Warner slips out of the back door
At the IMF meeting in Prague last year, the car carrying JP Morgan chairman Sandy Warner and the bank's president and CEO, Bill Harrison, got caught in the crossfire of anti-globalization protesters. The driver managed to get out of trouble and both men escaped unscathed. But JP Morgan employees joked that, had Warner and Harrison really been in a tight spot, security would have been briefed about who to cover first. Just 10 months after Chase's merger with JPMorgan it was clear that Harrison was firmly in the driving seat.
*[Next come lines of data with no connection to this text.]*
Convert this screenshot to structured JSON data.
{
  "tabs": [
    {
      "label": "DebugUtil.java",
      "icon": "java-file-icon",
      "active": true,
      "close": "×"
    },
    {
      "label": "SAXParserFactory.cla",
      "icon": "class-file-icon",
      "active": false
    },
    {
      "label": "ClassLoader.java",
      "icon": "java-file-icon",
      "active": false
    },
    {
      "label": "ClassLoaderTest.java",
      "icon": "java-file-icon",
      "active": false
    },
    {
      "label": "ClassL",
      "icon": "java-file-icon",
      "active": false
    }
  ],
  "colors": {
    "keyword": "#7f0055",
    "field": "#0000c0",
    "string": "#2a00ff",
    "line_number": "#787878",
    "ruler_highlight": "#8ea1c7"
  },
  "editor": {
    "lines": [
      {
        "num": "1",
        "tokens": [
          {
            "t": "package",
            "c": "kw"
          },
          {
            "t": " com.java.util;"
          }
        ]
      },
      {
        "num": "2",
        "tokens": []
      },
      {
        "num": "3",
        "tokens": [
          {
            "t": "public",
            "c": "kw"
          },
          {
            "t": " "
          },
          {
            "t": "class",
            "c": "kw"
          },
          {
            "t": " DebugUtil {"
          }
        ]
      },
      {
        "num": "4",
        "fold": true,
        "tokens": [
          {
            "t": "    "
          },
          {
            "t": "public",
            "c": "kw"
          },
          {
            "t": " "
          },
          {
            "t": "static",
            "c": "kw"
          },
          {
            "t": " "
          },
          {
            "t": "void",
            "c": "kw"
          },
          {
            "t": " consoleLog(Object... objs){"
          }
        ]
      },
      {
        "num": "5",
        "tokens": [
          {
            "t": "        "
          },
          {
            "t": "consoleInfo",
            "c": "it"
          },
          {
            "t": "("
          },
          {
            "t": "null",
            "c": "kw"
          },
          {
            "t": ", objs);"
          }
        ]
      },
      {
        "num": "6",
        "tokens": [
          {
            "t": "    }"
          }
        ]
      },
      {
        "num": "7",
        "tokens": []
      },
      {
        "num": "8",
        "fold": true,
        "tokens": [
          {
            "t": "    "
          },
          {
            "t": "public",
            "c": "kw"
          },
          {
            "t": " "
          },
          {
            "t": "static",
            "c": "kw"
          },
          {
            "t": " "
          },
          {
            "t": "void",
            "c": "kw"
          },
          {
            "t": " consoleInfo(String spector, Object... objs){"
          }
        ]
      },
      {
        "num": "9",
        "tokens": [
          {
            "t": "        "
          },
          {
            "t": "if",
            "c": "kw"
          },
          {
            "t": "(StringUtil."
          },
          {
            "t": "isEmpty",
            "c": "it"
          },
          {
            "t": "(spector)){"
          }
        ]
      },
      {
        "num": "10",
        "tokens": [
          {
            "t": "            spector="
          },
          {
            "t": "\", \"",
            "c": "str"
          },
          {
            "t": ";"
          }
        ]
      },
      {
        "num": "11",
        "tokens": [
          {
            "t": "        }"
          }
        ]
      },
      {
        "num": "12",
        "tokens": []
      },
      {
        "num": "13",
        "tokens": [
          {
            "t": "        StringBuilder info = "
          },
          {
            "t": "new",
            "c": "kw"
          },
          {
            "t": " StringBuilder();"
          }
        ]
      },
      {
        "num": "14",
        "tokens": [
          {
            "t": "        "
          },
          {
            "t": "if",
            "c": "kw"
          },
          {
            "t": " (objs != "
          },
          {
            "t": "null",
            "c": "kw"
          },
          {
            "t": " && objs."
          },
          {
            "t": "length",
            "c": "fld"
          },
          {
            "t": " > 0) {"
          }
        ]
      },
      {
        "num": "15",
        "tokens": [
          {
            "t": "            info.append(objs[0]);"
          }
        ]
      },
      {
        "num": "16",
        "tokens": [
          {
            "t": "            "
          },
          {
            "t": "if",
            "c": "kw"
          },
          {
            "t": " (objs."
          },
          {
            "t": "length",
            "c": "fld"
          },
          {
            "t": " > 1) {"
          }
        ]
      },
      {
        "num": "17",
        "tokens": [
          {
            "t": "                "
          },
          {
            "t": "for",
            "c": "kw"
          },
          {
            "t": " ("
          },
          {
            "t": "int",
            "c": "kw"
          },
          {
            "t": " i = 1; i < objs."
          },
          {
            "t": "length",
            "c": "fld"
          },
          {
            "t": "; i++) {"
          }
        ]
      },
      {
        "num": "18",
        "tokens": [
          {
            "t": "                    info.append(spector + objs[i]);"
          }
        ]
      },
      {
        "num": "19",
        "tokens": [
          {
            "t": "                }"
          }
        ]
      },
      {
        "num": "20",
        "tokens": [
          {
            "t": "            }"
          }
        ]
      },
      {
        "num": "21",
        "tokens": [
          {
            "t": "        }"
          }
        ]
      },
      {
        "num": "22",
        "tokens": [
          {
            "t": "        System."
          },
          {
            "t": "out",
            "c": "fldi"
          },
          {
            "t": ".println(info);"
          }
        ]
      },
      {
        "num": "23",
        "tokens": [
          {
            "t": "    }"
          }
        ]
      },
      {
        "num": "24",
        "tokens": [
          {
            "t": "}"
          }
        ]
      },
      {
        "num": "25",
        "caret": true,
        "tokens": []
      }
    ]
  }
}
So news that Warner is standing down at the end of the year has not surprised Wall Street. Since Warner sold his investment bank to Chase in 2000, he has largely been a passenger with no operational responsibilities. It was only a matter of time before he made way for Harrison, his senior by three years.